Friday, November 20, 2015

Financial Lessons from 2015!

Susan and I had a lot of fun coming up with financial lessons we learned from events in 2015. I was super excited to see Ashley Redmond of include them all in her article! While the news about rising wages may have the most important impact on your pocket, there were lessons to be drawn from One Direction splitting up, Lamar Odom falling into a coma and even the excitement of getting new, high resolution photos of Pluto!

Here were a few of the lessons I found in recent news:

  • There has been some pretty cool news coming from outer space this year. New Horizons has sent us our best images of the surface of Pluto and we have our best evidence yet that there is water on Mars! These are amazing accomplishments that were a very very long time in the making. These are a good reminder that it is important to stay focused on long term goals, even when there is trouble in the short term.

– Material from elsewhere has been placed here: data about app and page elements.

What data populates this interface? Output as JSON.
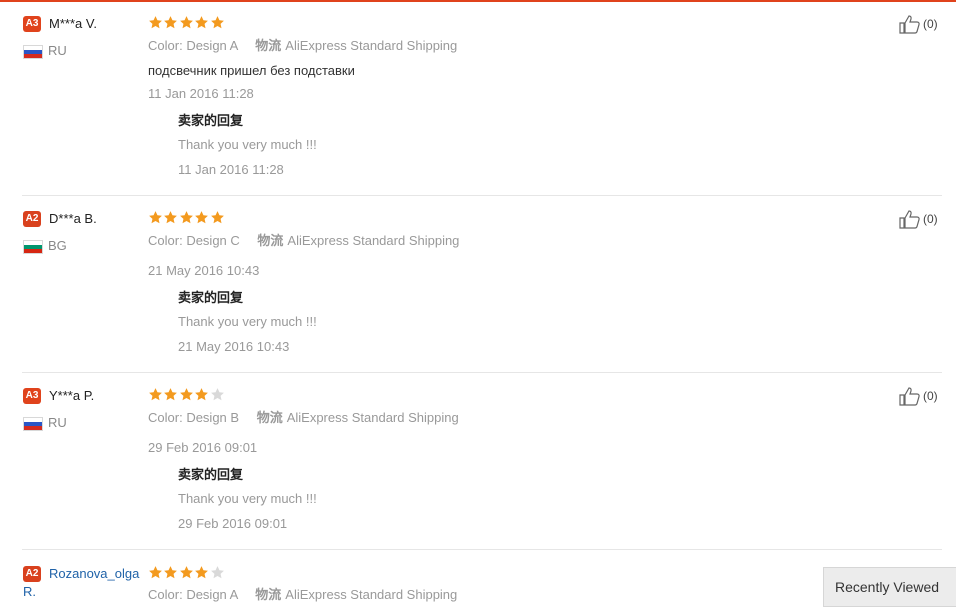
{
  "labels": {
    "color": "Color:",
    "shipping": "物流",
    "seller_reply": "卖家的回复",
    "recently_viewed": "Recently Viewed"
  },
  "colors": {
    "accent": "#e0431c",
    "star_filled": "#f39a1f",
    "star_empty": "#d9d9d9",
    "badge_a3": "#e0431c",
    "badge_a2": "#d9411e",
    "link": "#1f62a8"
  },
  "reviews": [
    {
      "badge": "A3",
      "username": "M***a V.",
      "country": "RU",
      "flag": "russia-flag",
      "rating": 5,
      "color_value": "Design A",
      "shipping_value": "AliExpress Standard Shipping",
      "text": "подсвечник пришел без подставки",
      "date": "11 Jan 2016 11:28",
      "reply_text": "Thank you very much !!!",
      "reply_date": "11 Jan 2016 11:28",
      "helpful_count": "(0)"
    },
    {
      "badge": "A2",
      "username": "D***a B.",
      "country": "BG",
      "flag": "bulgaria-flag",
      "rating": 5,
      "color_value": "Design C",
      "shipping_value": "AliExpress Standard Shipping",
      "text": "",
      "date": "21 May 2016 10:43",
      "reply_text": "Thank you very much !!!",
      "reply_date": "21 May 2016 10:43",
      "helpful_count": "(0)"
    },
    {
      "badge": "A3",
      "username": "Y***a P.",
      "country": "RU",
      "flag": "russia-flag",
      "rating": 4,
      "color_value": "Design B",
      "shipping_value": "AliExpress Standard Shipping",
      "text": "",
      "date": "29 Feb 2016 09:01",
      "reply_text": "Thank you very much !!!",
      "reply_date": "29 Feb 2016 09:01",
      "helpful_count": "(0)"
    },
    {
      "badge": "A2",
      "username": "Rozanova_olga",
      "username_line2": "R.",
      "rating": 4,
      "color_value": "Design A",
      "shipping_value": "AliExpress Standard Shipping"
    }
  ]
}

  • The shocking and tragic story of Lamar Odom is a harsh reminder that estate planning is not just for the elderly! Estate plans need to be made early, and updated at any major life event. While I do not know the details of his planning, things like a Will and a Medical Directive are super important for people at any level of assets or relationship status. These need to be updated whenever anything changes, such as a marriage, divorce, birth of a child or retirement.
  • We were all very shocked, of course, when Zayn Malik left One Direction. When the entire band announced they will go on hiatus in 2016, our inner tween fell into deeper despair. Like a working relationship, it is important to always evaluate our financial relationships. Sometimes it is a budget item that just has to go to make room for another, or maybe an adviser that just isn’t providing appropriate advice anymore. One of the hardest relationships to break off is one with a sentimental stock, maybe an old family gift or a company a retiree has pledged undying loyalty to. These are important to evaluate in the context of the investor’s entire portfolio and sometimes, the stock just does not fit with the investor’s goals anymore. Always evaluate your financial relationships and make sure they are still fully aligned with your own financial goals.

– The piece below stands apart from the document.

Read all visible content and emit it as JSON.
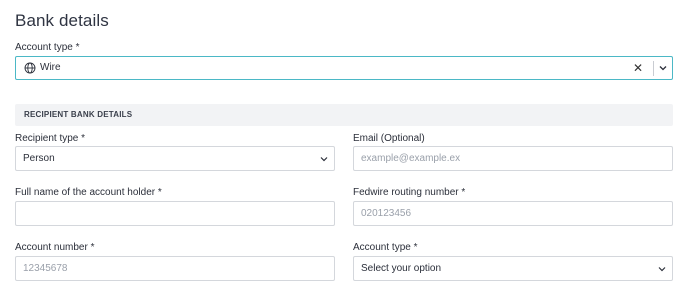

  • Exciting for workers everywhere, Target, Wal-Mart and several other very large employers announced that they would be raising wages. While this is a direct boost to those workers paychecks, it will also spread to, and lift the fortunes of all other low-wage workers. These wages aren’t being raised because the employers are kind and loving people, but because they are having a hard time filling positions. Raising the wages effectively puts an above minimum wage floor on what an American worker will be earning going forward. This will likely lead to inflation of basic goods in the coming year, however.

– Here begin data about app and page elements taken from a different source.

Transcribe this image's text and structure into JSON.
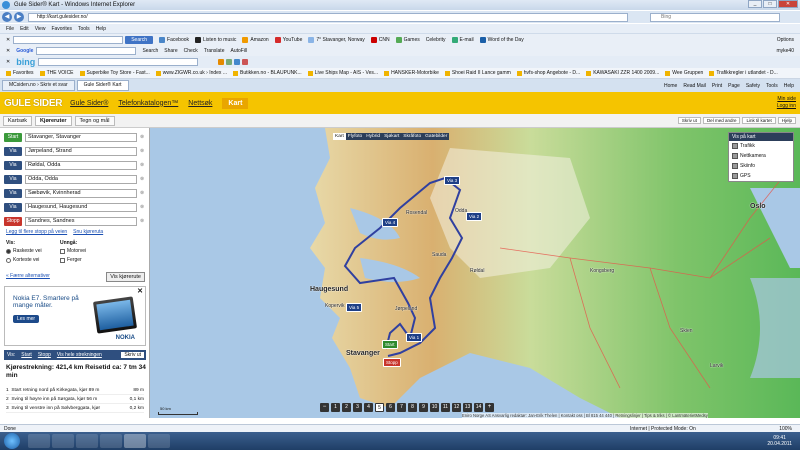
{
  "window": {
    "title": "Gule Sider® Kart - Windows Internet Explorer"
  },
  "address": {
    "url": "http://kart.gulesider.no/",
    "search_engine": "Bing"
  },
  "menu": [
    "File",
    "Edit",
    "View",
    "Favorites",
    "Tools",
    "Help"
  ],
  "toolbar1": {
    "search_button": "Search",
    "items": [
      "Facebook",
      "Listen to music",
      "Amazon",
      "YouTube",
      "7° Stavanger, Norway",
      "CNN",
      "Games",
      "Celebrity",
      "E-mail",
      "Word of the Day"
    ],
    "options": "Options"
  },
  "toolbar2": {
    "google_label": "Google",
    "items": [
      "Search",
      "Share",
      "Check",
      "Translate",
      "AutoFill"
    ],
    "bing_label": "bing",
    "user": "myke40"
  },
  "favorites": {
    "label": "Favorites",
    "items": [
      "THE VOICE",
      "Superbike Toy Store - Fast...",
      "www.ZIGWR.co.uk › Index ...",
      "Butikken.no - BLAUPUNK...",
      "Live Ships Map - AIS - Ves...",
      "HANSKER-Motorbike",
      "Shoei Raid II Lance gamm",
      "hvfs-shop Angebote - D...",
      "KAWASAKI ZZR 1400 2009...",
      "Wee Gruppen",
      "Trafikkregler i utlandet - D..."
    ]
  },
  "tabs": [
    {
      "label": "MCsiden.no › Skriv et svar"
    },
    {
      "label": "Gule Sider® Kart"
    }
  ],
  "browser_cmds": [
    "Home",
    "Read Mail",
    "Print",
    "Page",
    "Safety",
    "Tools",
    "Help"
  ],
  "site": {
    "logo": "GULE SIDER",
    "nav": [
      "Gule Sider®",
      "Telefonkatalogen™",
      "Nettsøk",
      "Kart"
    ],
    "login": [
      "Min side",
      "Logg inn"
    ]
  },
  "panel_tabs": [
    "Kartsøk",
    "Kjøreruter",
    "Tegn og mål"
  ],
  "map_tools": [
    "Skriv ut",
    "Del med andre",
    "Link til kartet",
    "Hjelp"
  ],
  "waypoints": [
    {
      "tag": "Start",
      "type": "start",
      "value": "Stavanger, Stavanger"
    },
    {
      "tag": "Via",
      "type": "via",
      "value": "Jørpeland, Strand"
    },
    {
      "tag": "Via",
      "type": "via",
      "value": "Røldal, Odda"
    },
    {
      "tag": "Via",
      "type": "via",
      "value": "Odda, Odda"
    },
    {
      "tag": "Via",
      "type": "via",
      "value": "Sæbøvik, Kvinnherad"
    },
    {
      "tag": "Via",
      "type": "via",
      "value": "Haugesund, Haugesund"
    },
    {
      "tag": "Stopp",
      "type": "stop",
      "value": "Sandnes, Sandnes"
    }
  ],
  "waypoint_links": {
    "add": "Legg til flere stopp på veien",
    "reverse": "Snu kjøreruta"
  },
  "options": {
    "vis_label": "Vis:",
    "unnga_label": "Unngå:",
    "route_options": [
      "Raskeste vei",
      "Korteste vei"
    ],
    "avoid_options": [
      "Motorvei",
      "Ferger"
    ],
    "fewer": "« Færre alternativer",
    "show_route": "Vis kjørerute"
  },
  "ad": {
    "headline": "Nokia E7. Smartere på mange måter.",
    "button": "Les mer",
    "brand": "NOKIA"
  },
  "directions": {
    "tabs": [
      "Vis:",
      "Start",
      "Stopp",
      "Vis hele strekningen"
    ],
    "print": "Skriv ut",
    "summary_distance": "Kjørestrekning: 421,4 km",
    "summary_time": "Reisetid ca: 7 tm 34 min",
    "steps": [
      {
        "n": "1",
        "text": "Start retning nord på Kirkegata, kjør 89 m",
        "dist": "89 m"
      },
      {
        "n": "2",
        "text": "Sving til høyre inn på Sørgata, kjør 56 m",
        "dist": "0,1 km"
      },
      {
        "n": "3",
        "text": "Sving til venstre inn på Sølvberggata, kjør",
        "dist": "0,2 km"
      }
    ]
  },
  "map": {
    "layers": [
      "Kart",
      "Flyfoto",
      "Hybrid",
      "Sjøkart",
      "Skråfoto",
      "Gatebilder"
    ],
    "overlay_title": "Vis på kart",
    "overlays": [
      "Trafikk",
      "Nettkamera",
      "Skiinfo",
      "GPS"
    ],
    "scale": "50 km",
    "zoom_levels": [
      "1",
      "2",
      "3",
      "4",
      "5",
      "6",
      "7",
      "8",
      "9",
      "10",
      "11",
      "12",
      "13",
      "14"
    ],
    "current_zoom": "5",
    "copyright": "Eniro Norge AS Ansvarlig redaktør: Jan-Erik Thelen | Kontakt oss | Bl 815 44 440 | Retningslinjer | Tips & triks | © LantmäterietMedsy"
  },
  "markers": [
    {
      "label": "Via 3",
      "type": "via"
    },
    {
      "label": "Via 4",
      "type": "via"
    },
    {
      "label": "Via 2",
      "type": "via"
    },
    {
      "label": "Via 5",
      "type": "via"
    },
    {
      "label": "Via 1",
      "type": "via"
    },
    {
      "label": "Start",
      "type": "start"
    },
    {
      "label": "Stopp",
      "type": "stop"
    }
  ],
  "places": [
    "Haugesund",
    "Stavanger",
    "Oslo",
    "Sauda",
    "Kongsberg",
    "Odda",
    "Kopervik",
    "Jørpeland",
    "Rosendal",
    "Røldal",
    "Skien",
    "Larvik"
  ],
  "status": {
    "left": "Done",
    "zone": "Internet | Protected Mode: On",
    "zoom": "100%"
  },
  "clock": {
    "time": "09:41",
    "date": "20.04.2011"
  },
  "colors": {
    "gule_yellow": "#f5c400",
    "route_blue": "#3040a0",
    "sea": "#a9c8e6"
  }
}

  • Tesla made big headlines when their Model S was awarded 103 of 100 in the consumer reports rating system - the highest they ever awarded. This was gold in the hands of their confident promotor and CEO, Elon Musk. On the surface, it is an amazing car, incredibly safe, incredibly fun to drive and quite good looking to boot! Digging deeper into the Consumer Reports article, I noticed one glaring flaw. The car was very new, with little operating history. The section on brand reliability was essentially ignored. Reliability is a major factor when buying a car! Fast forward to a few days ago, some reliability numbers came out and they were “worse than average”. If you had bought a Tesla already, you might not be so happy about your future with it. If you had done a bit of deeper digging at the time, you might have suspected the reliability adjustment was coming (even an article sent to me by a Tesla salesman mentioned having to get a motor replaced). This lesson of doing your research can be applied to a lot of things, but particularly to investing. Far too often I see a mutual fund with a short operating life and a great track record being pitched to me or my clients. Without digging deeper into the sources of return and the risks being taken, you can’t build a realistic outlook for the future of the fund. A long operating history is no guarantee of future success (look at Volkswagen!) but it provides a lot more data for you to understand what you are getting into.